Public mental health spending in England too low, says Mind
Local authorities in England spend an "unacceptably low" amount of money on public mental health, according to the charity Mind.
A report by the charity says on average just 1.4% of public health budgets is spent on mental health.
Public Health England welcomed the report and said there should be more investment at the local level.
The Local Government Association said councils did many positive things that the report had not recognised.
Public mental health includes interventions to prevent mental health problems, promote good mental health and ensure good physical health for people with mental health issues.
During NHS reforms in April 2013, the responsibility for this moved from primary care trusts to local government.
Of the 152 local authorities in England, 86 replied to Mind's freedom of information requests about public mental health budgets.
According to the charity, local authorities plan to spend £76m on increasing physical activity, £160m on anti-smoking initiatives and £671m on sexual health services in 2014/15. This compares with just £40m on public mental health.

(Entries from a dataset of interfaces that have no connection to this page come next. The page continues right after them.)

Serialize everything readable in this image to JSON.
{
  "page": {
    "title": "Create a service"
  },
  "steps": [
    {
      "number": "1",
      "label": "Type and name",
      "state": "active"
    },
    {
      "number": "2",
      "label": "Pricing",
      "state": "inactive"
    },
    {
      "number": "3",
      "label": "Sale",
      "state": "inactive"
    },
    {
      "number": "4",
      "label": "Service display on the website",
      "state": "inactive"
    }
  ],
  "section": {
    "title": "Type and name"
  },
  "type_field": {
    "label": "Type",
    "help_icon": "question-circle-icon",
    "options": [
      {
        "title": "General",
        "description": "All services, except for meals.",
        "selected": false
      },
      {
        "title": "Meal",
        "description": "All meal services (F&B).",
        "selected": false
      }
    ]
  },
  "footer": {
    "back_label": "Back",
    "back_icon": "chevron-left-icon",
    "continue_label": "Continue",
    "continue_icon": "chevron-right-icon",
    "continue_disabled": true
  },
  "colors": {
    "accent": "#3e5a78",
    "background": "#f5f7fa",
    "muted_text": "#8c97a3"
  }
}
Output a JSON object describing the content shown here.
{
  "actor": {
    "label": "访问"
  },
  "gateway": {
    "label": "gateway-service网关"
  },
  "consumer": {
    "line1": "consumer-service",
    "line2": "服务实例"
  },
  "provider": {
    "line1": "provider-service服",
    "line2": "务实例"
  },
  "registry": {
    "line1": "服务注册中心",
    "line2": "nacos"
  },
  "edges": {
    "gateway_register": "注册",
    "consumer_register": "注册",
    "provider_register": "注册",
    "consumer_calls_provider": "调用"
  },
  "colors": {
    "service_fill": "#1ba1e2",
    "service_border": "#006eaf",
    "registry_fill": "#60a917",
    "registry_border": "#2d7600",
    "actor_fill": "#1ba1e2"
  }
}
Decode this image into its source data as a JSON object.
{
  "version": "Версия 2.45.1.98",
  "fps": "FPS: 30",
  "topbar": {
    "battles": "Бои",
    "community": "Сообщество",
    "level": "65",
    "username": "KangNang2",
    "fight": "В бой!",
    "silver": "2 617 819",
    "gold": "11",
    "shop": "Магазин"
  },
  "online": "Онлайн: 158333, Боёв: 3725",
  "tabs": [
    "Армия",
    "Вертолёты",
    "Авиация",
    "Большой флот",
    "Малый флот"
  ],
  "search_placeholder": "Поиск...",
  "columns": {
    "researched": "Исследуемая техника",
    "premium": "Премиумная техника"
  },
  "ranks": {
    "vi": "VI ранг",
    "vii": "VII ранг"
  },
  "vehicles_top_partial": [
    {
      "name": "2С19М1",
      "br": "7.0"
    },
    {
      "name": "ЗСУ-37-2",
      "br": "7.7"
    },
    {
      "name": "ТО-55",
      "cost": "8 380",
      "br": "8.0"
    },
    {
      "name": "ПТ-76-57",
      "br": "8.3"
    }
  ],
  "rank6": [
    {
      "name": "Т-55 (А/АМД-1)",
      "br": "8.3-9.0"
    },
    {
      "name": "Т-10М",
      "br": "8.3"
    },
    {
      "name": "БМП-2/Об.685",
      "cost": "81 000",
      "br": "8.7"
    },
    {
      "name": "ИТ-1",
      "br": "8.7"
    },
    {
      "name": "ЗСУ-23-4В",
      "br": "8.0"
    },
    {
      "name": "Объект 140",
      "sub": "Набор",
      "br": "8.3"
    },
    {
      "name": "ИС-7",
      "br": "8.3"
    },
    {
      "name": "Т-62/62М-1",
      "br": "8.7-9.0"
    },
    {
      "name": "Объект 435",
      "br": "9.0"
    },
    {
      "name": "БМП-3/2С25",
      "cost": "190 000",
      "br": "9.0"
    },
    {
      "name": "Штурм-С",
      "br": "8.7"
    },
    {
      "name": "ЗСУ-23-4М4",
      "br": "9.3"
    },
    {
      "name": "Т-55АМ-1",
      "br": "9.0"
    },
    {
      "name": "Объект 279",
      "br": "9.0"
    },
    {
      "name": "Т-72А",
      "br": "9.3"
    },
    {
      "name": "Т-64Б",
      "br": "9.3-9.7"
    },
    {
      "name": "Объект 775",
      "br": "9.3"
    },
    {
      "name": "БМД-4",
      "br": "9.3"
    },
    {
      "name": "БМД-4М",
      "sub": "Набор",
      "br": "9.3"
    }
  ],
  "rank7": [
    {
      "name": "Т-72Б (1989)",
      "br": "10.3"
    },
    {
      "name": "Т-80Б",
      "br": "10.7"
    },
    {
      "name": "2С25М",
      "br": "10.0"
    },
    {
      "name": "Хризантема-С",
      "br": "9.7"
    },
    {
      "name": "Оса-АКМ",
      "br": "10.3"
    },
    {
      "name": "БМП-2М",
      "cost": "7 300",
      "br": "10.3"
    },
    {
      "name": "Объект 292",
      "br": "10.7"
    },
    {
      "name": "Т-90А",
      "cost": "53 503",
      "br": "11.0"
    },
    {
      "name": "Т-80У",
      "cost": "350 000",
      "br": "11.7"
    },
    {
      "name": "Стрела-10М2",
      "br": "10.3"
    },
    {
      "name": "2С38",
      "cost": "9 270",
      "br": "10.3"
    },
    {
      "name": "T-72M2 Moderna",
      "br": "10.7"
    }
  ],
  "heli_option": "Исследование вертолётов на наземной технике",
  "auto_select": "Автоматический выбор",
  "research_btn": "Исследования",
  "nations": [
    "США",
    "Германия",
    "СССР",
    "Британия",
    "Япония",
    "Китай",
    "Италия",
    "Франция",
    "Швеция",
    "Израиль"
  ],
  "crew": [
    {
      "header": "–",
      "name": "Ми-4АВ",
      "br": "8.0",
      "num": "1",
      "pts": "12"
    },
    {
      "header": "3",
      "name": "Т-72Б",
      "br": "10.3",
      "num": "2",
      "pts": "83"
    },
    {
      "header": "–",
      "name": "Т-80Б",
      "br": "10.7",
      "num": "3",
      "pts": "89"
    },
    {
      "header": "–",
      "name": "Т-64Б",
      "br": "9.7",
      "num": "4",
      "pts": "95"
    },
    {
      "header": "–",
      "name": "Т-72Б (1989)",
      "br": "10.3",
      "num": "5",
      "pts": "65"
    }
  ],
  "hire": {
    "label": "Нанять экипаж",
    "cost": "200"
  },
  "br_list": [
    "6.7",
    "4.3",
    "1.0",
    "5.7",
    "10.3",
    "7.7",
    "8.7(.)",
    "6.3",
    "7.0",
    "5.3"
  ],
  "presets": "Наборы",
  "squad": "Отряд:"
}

Mind said spending on preventing mental health problems was just as important as physical health - particularly for vulnerable groups.
Mind chief executive Paul Farmer said: "Mind's findings show that while local authorities are happy to spend on preventing physical health problems, their equivalent spending on mental health is unacceptably low.
"Local authorities need much clearer guidance and support on how best to tackle mental health problems.
"We want the next government to introduce a national strategy to ensure local authorities know what to do and use their budgets to prevent mental health problems developing."
Councillor Izzi Seccombe of the Local Government Association said: "While we welcome a discussion about public mental health, we think the focus of this report is too narrow.
"There are many things that councils do that impact positively on mental health but might not come with a mental health 'badge'.
"We would support the development of a national strategy that gives greater attention and focus to promoting mental health but would caution against any approach which dictates to local authorities and public health teams how to use their health promotion budgets."
Gregory Henderson of Public Health England said: "PHE welcomes this important report as it clearly underlines the need for more local investment in improving the public's mental health.
"The old adage 'prevention is better than cure' is also very much true for mental health and more needs to be done to help individuals, families and communities maintain and gain good mental health.
"There is good evidence on what local areas should be investing in and PHE is working in partnership to develop a national approach."
In 2015 Mind plans to train hairdressers, pub landlords, beauty therapists and restaurant staff to spot the signs of people struggling with mental health issues and to offer advice on local support services.
The project will run in Tameside, Oldham and Glossop and is based on a similar scheme that began in Norfolk in 2015. The Norfolk team trained more than 200 people in mental health first aid skills, providing guidance on listening techniques and how to identify the signs and symptoms of common mental health problems.